Not so long ago we celebrated the happy fact that MilMo BR had been online for one year! Now it's time for a blog series about the history of MilMo, both BR and EN. We're going to look back and see what's happened since the early start in 2008 when MilMo took it's first baby steps towards the beautiful, fun, social MMO it has become today. We have come a long way since the very first beta versions of the game!

Pre-Beta: 2008
First things first. Junebud was formed back in the summer of 2008 when some of the veterans from the traditional PC game industry decided they had grown tired of making war games. The web 3D games were an emerging market and the Unity game engine had just arrived to the scene. The free to play busies model seemed to be working nicely on the Asian market. Junebud wanted to create something truly unique and fresh, so we combined the power of streaming with our very own art direction and the free to play model. This mix was named Million Morning, and eventually got the name "MilMo".

Basic movement tests of the avatars. Do you recognize Lightmill Island?

A lot ideas for current islands were born back then. Some of you might recognize Lightmill Island from these old pictures.
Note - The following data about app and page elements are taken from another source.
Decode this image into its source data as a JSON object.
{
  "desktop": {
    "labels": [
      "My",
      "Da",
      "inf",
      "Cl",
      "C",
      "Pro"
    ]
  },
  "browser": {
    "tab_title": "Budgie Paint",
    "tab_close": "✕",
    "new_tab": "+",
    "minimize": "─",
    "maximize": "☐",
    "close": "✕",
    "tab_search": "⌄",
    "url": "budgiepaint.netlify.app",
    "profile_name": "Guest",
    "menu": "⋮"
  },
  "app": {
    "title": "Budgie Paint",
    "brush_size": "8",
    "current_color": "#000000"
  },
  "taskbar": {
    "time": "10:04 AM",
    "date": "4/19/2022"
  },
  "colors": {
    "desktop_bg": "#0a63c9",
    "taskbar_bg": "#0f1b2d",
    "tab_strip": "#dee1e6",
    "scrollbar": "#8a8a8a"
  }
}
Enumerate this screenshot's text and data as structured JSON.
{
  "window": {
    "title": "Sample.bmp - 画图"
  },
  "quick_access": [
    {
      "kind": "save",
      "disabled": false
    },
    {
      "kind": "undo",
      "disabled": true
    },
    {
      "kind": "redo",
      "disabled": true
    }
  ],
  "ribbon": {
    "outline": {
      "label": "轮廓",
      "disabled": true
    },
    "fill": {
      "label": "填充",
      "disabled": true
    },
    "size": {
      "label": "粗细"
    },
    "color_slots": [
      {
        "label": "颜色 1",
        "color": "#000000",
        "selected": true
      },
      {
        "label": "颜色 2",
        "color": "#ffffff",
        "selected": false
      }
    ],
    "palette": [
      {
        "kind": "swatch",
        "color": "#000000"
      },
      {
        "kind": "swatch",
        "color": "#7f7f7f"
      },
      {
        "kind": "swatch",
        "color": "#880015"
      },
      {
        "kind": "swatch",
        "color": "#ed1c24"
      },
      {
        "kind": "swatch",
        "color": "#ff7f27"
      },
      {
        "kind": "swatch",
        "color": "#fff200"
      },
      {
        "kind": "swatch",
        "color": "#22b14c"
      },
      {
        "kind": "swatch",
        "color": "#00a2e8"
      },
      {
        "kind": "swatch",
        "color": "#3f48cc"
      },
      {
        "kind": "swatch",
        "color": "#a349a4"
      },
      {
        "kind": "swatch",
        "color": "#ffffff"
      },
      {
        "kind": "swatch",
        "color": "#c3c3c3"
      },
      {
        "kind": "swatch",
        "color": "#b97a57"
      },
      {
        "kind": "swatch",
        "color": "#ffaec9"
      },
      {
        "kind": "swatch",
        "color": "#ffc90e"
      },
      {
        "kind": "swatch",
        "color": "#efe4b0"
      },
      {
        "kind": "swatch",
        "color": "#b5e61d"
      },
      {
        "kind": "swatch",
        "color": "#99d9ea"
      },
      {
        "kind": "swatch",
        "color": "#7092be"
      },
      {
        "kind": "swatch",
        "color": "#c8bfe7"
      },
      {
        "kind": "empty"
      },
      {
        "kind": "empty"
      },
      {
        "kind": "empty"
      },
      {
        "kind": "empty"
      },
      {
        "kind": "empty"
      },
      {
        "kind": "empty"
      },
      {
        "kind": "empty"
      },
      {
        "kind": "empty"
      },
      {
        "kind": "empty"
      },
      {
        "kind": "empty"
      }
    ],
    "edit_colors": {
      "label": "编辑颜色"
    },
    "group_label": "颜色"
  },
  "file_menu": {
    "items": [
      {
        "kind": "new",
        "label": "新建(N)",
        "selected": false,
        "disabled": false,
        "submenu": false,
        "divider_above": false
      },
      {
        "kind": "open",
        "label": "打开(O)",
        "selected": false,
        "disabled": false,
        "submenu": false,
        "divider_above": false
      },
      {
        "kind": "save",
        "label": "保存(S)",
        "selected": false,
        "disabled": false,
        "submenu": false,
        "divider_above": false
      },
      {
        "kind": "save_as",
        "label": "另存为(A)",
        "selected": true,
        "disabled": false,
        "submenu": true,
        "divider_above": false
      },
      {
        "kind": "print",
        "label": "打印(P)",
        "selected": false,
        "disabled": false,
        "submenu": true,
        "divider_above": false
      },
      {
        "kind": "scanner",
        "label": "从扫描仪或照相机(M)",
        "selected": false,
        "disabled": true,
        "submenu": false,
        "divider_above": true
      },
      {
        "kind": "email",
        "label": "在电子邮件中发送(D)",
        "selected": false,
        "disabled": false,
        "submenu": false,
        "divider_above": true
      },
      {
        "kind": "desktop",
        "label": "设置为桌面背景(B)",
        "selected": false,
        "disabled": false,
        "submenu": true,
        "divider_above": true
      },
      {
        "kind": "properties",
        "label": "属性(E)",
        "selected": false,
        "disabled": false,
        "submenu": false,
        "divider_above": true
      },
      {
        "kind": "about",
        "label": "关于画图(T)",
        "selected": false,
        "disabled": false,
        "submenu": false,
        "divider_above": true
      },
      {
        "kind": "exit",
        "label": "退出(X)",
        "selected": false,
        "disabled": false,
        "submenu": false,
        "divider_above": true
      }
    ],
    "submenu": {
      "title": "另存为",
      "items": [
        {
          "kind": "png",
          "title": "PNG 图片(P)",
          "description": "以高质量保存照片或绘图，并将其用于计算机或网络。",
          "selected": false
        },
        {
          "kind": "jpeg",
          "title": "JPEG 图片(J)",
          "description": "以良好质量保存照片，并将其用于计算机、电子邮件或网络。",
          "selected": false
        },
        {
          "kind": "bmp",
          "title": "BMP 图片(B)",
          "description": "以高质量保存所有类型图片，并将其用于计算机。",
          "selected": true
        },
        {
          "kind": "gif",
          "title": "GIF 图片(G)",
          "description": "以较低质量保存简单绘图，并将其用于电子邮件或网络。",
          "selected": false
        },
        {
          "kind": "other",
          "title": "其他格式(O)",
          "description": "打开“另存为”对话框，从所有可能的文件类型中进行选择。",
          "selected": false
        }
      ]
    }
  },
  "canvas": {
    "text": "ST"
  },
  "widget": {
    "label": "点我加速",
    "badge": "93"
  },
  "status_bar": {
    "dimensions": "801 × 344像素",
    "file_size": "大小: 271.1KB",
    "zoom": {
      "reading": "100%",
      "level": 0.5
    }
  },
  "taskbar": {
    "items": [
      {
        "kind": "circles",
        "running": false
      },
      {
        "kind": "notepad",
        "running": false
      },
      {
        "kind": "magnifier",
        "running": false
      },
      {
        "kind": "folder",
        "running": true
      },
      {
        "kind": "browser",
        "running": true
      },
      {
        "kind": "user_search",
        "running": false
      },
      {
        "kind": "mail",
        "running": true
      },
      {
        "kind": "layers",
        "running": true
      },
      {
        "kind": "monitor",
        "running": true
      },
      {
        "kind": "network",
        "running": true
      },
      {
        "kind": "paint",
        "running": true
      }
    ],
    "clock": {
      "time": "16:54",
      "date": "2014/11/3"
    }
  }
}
The MilMo art direction is a bit rough, but it's there. The hardest part was to make all the basic things work, like the laws of physics, movement and collision. When making a video game you need to construct all these things that naturally exists in the real world.

A early boy avatar. These are some of the first pictures ever taken inside MilMo.

As you can see the sky is still pretty realistic and the landscape is just basic blocks and shapes, but the feeling is there. We knew pretty early this game was going to be about exploring. We wanted to create a mix between Zelda, Super Mario and Maple Story.There should be puzzles, questing, a social aspect, enemies to fight and secrets to unveil.

A screen shot from an early promotional video.

A lot of concept art was created during this time to determine the right look and feel of the game. Concept art is great, it unites the team's perception of how the game should look and feel. It serves as a guide line for the level artists.

Character concepts for avatars.
We experimented with more realistic looking avatars, but soon settled for the cartoony ones. We aimed for a style of old western comics, nor manga or anime. Many members of the Junebud Crew enjoy drawing and reading comics such as X-Men, Spider Man and the old Super Man, which is shown in the crisp art direction. 

During 2008 the Junebud Crew slowly grew and recruited new members, a mix of old game developer veterans and handpicked new talent from the game development program at the University of Skövde in Sweden. We made all the necessary preparations for moving in to our very first office. In the early beginning all meetings were held on phone and by web cam, since the crew members were spread across the country. That required a lot of discipline and good communication. Today we have an open work space at Junebud, which promotes the communication and reduces the necessary paper work.

Next part of the "History of MilMo" will be focusing on 2009, which was the year things really started to fall in to place and we released the closed beta after 1,5 years of hard work.

See you next time,

Sara and Ivan